In a shocking instance of cyber crime, an alleged fake website in the name of the National Energy Commission, shown as having its office in Bangalore, has been detected. Those behind the cleverly camouflaged web-portal are suspected to have cheated many job aspirants.

The website describes in great detail the function of the “government body”, claiming that it is responsible for formulation of policies and programmes necessary for popularising the application of various non-conventional and renewable sources of energy in the country. It then claims to be implementing projects pertaining to utilisation of solar energy, bio-gas, micro-hydal, bio-mass energy and related areas.

The website, in its “activities” link, also mentions that the department is acting as a nodal agency to implement the various Central and State-sponsored schemes or projects in the area of renewable energy.

The fake website, which bears an alleged National Energy Commission logo, was apparently registered in September last year, through an Internet address opened on a popular email service provider. It was updated till November, 2011, and is valid till September this year. It claims that the National Energy Commission, a Government of India body, has its office at Housa Halli in Bangalore. The website has several links showcasing various activities, such as research, “energies,” links for uploading documents, and links for downloading admit cards for allegedly conducted examinations.

A complaint in this regard, lodged by the Ministry of New and Renewable Energy with the Cyber Crime Cell of the Delhi Police on Thursday states: “This Ministry being the nodal Ministry for all Renewable Energy programmes and activities in India isn’t aware of any such Commission set up by the Government of India or any of the State Governments. We have doubts that this may [be] a bogus entity involved in fraudulent activities, as it can be seen in the website that they are inviting applications for a number of jobs, including 45 public relations officers.”
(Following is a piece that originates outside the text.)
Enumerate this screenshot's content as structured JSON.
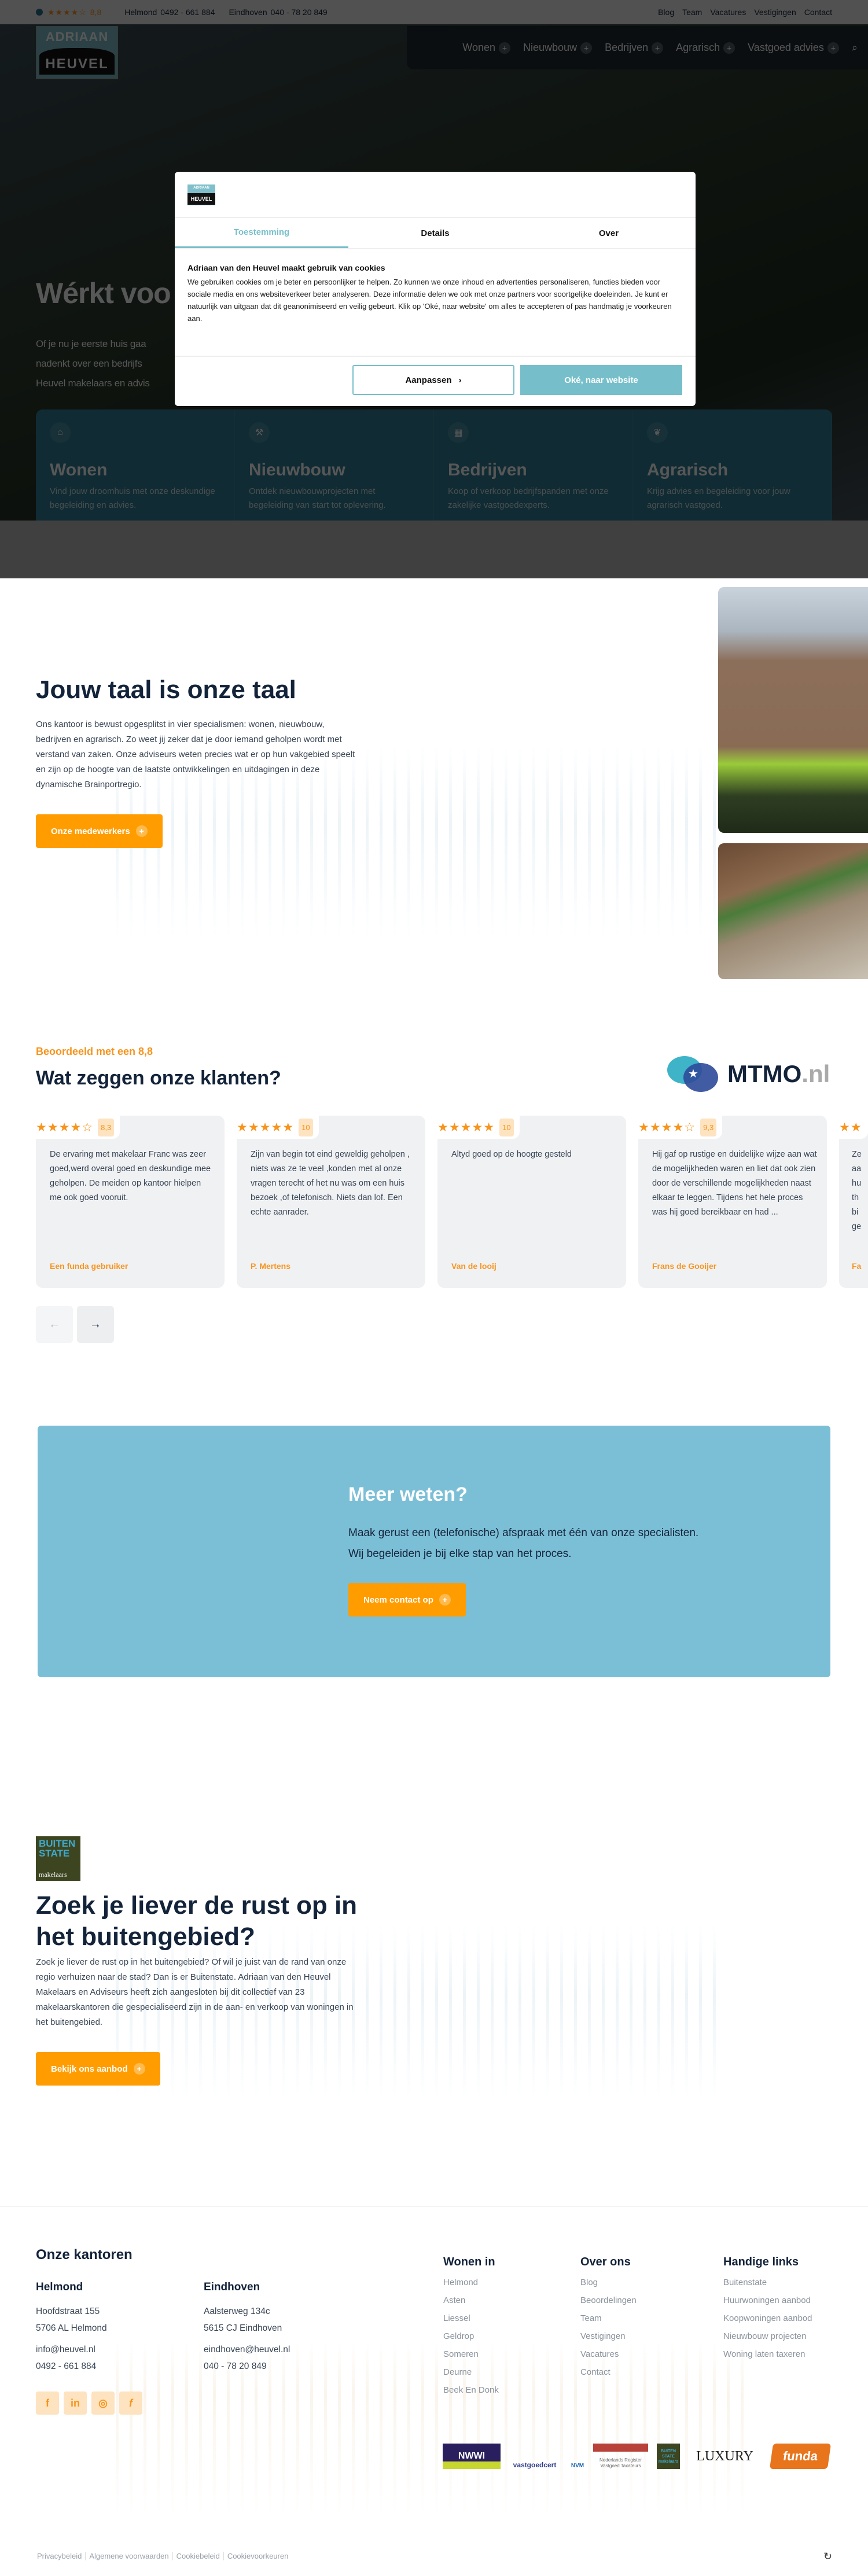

Interestingly, the website allegedly posted a cleverly drafted elaborate advertisement shown to have been released in November, 2011, seeking applications for the post of PROs, besides those of assistant area promotion officers and assistant accounts officers.

It also showed various categories of vacancies and invited only online applications.

The eligible candidates were instructed to download call letters and information handouts from the website itself, stating that no hard copies of the call letters would be sent by post. While taking the test, the candidates were supposed to bring the call letters along with demand drafts allegedly for Rs. 150 and Rs. 200, as per the category under which they fell, without which they wouldn’t be allowed to take the examination.

“Applications have been invited online, and they have no postal mailing contact address, which again strengthens our doubts regarding the genuineness of this entity. This Commission is conducting exams also and receiving payments. We have downloaded certain documents from the website which are self-explanatory,” said the complaint, seeking verification of the genuineness of the commission to prevent cheating, if any.

On the basis of the complaint, the Cyber Crime Cell has registered a case under Section 66 of the Information Technology Act.

“We have registered a First Information Report and are conducting an enquiry to ascertain facts,” said a police officer.